◆ **TASK GOAL**: All of the data should be restated exactly as it stands.
________________
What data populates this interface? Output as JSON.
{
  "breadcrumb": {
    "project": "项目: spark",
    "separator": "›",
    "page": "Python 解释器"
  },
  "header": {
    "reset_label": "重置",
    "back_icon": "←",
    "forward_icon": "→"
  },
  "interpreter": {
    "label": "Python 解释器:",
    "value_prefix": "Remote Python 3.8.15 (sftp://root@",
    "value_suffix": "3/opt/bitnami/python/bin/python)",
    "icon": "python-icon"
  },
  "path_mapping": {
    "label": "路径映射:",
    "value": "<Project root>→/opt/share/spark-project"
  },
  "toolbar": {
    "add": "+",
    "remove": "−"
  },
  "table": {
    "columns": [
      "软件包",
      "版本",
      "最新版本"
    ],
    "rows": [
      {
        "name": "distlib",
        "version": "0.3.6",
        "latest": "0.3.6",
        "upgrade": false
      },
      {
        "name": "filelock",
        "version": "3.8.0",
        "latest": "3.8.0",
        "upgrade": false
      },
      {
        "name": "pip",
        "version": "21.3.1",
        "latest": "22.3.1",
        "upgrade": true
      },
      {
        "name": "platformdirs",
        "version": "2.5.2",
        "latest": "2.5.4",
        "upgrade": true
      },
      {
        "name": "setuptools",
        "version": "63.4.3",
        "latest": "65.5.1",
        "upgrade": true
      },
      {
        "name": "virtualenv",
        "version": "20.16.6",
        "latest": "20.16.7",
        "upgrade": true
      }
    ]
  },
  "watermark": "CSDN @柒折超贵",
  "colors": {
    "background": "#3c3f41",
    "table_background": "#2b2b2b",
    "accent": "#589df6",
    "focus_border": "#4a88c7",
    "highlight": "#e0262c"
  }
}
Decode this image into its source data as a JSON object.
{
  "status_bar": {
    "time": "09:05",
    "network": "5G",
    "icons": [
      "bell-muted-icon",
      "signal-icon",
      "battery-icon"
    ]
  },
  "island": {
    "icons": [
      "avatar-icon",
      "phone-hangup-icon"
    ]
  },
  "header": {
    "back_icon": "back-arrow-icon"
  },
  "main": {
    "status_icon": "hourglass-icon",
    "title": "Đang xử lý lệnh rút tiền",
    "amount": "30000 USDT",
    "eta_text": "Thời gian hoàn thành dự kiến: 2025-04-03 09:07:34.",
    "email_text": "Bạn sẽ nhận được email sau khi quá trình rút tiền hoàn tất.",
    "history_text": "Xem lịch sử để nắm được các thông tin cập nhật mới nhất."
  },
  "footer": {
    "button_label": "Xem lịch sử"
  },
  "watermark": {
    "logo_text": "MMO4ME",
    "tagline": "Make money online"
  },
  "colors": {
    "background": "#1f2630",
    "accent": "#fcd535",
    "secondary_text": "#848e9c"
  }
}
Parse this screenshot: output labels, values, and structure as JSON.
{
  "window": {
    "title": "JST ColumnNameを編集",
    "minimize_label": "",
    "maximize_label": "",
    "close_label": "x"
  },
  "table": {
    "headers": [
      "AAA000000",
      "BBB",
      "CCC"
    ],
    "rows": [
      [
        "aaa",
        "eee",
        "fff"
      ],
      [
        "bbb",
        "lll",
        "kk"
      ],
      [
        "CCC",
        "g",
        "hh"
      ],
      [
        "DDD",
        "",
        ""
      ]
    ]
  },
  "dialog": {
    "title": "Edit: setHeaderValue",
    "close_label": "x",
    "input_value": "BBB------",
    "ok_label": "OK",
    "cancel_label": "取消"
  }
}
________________
◆ **ANSWER BOX**:
What data populates this interface? Output as JSON.
{
  "breadcrumb": {
    "project": "项目: spark",
    "separator": "›",
    "page": "Python 解释器"
  },
  "header": {
    "reset_label": "重置",
    "back_icon": "←",
    "forward_icon": "→"
  },
  "interpreter": {
    "label": "Python 解释器:",
    "value_prefix": "Remote Python 3.8.15 (sftp://root@",
    "value_suffix": "3/opt/bitnami/python/bin/python)",
    "icon": "python-icon"
  },
  "path_mapping": {
    "label": "路径映射:",
    "value": "<Project root>→/opt/share/spark-project"
  },
  "toolbar": {
    "add": "+",
    "remove": "−"
  },
  "table": {
    "columns": [
      "软件包",
      "版本",
      "最新版本"
    ],
    "rows": [
      {
        "name": "distlib",
        "version": "0.3.6",
        "latest": "0.3.6",
        "upgrade": false
      },
      {
        "name": "filelock",
        "version": "3.8.0",
        "latest": "3.8.0",
        "upgrade": false
      },
      {
        "name": "pip",
        "version": "21.3.1",
        "latest": "22.3.1",
        "upgrade": true
      },
      {
        "name": "platformdirs",
        "version": "2.5.2",
        "latest": "2.5.4",
        "upgrade": true
      },
      {
        "name": "setuptools",
        "version": "63.4.3",
        "latest": "65.5.1",
        "upgrade": true
      },
      {
        "name": "virtualenv",
        "version": "20.16.6",
        "latest": "20.16.7",
        "upgrade": true
      }
    ]
  },
  "watermark": "CSDN @柒折超贵",
  "colors": {
    "background": "#3c3f41",
    "table_background": "#2b2b2b",
    "accent": "#589df6",
    "focus_border": "#4a88c7",
    "highlight": "#e0262c"
  }
}
Decode this image into its source data as a JSON object.
{
  "status_bar": {
    "time": "09:05",
    "network": "5G",
    "icons": [
      "bell-muted-icon",
      "signal-icon",
      "battery-icon"
    ]
  },
  "island": {
    "icons": [
      "avatar-icon",
      "phone-hangup-icon"
    ]
  },
  "header": {
    "back_icon": "back-arrow-icon"
  },
  "main": {
    "status_icon": "hourglass-icon",
    "title": "Đang xử lý lệnh rút tiền",
    "amount": "30000 USDT",
    "eta_text": "Thời gian hoàn thành dự kiến: 2025-04-03 09:07:34.",
    "email_text": "Bạn sẽ nhận được email sau khi quá trình rút tiền hoàn tất.",
    "history_text": "Xem lịch sử để nắm được các thông tin cập nhật mới nhất."
  },
  "footer": {
    "button_label": "Xem lịch sử"
  },
  "watermark": {
    "logo_text": "MMO4ME",
    "tagline": "Make money online"
  },
  "colors": {
    "background": "#1f2630",
    "accent": "#fcd535",
    "secondary_text": "#848e9c"
  }
}
Parse this screenshot: output labels, values, and structure as JSON.
{
  "window": {
    "title": "JST ColumnNameを編集",
    "minimize_label": "",
    "maximize_label": "",
    "close_label": "x"
  },
  "table": {
    "headers": [
      "AAA000000",
      "BBB",
      "CCC"
    ],
    "rows": [
      [
        "aaa",
        "eee",
        "fff"
      ],
      [
        "bbb",
        "lll",
        "kk"
      ],
      [
        "CCC",
        "g",
        "hh"
      ],
      [
        "DDD",
        "",
        ""
      ]
    ]
  },
  "dialog": {
    "title": "Edit: setHeaderValue",
    "close_label": "x",
    "input_value": "BBB------",
    "ok_label": "OK",
    "cancel_label": "取消"
  }
}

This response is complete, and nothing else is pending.